<<<<

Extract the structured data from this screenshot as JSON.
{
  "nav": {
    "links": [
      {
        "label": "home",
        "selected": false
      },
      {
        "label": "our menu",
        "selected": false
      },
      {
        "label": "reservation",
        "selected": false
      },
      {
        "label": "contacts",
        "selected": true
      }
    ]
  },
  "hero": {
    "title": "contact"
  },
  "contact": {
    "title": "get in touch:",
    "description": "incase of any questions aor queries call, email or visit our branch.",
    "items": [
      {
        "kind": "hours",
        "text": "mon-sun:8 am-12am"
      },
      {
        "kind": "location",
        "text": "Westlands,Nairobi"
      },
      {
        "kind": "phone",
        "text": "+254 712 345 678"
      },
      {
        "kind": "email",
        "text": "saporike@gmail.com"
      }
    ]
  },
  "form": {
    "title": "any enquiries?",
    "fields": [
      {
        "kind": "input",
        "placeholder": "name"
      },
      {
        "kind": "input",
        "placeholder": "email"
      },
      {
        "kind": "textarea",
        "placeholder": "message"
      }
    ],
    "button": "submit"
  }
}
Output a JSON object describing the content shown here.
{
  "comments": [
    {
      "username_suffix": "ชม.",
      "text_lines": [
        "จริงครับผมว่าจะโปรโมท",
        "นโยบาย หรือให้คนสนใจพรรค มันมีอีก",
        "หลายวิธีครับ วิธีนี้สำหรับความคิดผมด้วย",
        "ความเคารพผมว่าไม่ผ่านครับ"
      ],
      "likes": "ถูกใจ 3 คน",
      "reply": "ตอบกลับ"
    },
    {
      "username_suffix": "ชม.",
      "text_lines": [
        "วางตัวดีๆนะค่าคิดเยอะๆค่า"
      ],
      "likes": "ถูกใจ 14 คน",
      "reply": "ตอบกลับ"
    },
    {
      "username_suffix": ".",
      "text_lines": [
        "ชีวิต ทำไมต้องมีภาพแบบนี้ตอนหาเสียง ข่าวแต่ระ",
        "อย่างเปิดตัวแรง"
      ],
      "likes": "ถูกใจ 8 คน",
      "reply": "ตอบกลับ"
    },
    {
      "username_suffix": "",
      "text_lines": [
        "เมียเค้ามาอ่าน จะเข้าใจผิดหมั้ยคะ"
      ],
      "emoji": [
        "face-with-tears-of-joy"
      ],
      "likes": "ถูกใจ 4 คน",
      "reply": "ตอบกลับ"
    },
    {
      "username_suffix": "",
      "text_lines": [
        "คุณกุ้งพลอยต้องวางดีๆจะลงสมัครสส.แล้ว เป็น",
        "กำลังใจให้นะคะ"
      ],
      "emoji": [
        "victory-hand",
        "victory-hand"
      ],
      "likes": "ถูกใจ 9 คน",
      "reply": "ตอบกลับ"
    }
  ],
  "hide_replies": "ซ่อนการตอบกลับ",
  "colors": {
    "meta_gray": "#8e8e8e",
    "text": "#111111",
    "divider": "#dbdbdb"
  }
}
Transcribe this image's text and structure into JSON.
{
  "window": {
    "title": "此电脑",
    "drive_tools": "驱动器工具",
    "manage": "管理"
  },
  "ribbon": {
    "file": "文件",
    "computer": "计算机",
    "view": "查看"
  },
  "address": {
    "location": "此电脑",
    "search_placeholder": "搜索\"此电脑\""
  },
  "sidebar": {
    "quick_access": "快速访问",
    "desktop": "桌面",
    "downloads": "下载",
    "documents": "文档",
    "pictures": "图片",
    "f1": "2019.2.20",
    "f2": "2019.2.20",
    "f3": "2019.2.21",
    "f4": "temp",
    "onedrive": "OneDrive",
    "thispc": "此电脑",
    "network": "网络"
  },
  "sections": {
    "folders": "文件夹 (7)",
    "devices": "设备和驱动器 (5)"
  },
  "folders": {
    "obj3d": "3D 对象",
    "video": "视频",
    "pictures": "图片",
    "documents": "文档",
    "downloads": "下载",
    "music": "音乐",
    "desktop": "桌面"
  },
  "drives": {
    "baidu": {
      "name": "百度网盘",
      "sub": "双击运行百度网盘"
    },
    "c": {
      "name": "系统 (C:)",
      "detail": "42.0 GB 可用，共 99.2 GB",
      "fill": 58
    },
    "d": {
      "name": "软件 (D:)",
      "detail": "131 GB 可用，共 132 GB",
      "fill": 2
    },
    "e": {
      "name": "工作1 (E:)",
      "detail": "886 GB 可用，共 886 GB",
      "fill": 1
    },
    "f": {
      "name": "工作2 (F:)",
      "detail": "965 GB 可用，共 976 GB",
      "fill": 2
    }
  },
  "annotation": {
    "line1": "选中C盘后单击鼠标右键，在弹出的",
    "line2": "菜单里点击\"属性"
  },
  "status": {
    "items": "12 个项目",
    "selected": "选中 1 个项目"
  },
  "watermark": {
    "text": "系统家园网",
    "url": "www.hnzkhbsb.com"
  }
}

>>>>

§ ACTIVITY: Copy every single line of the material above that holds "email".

§ SOLUTION FOR THIS TASK:
    "description": "incase of any questions aor queries call, email or visit our branch.",
        "kind": "email",
        "placeholder": "email"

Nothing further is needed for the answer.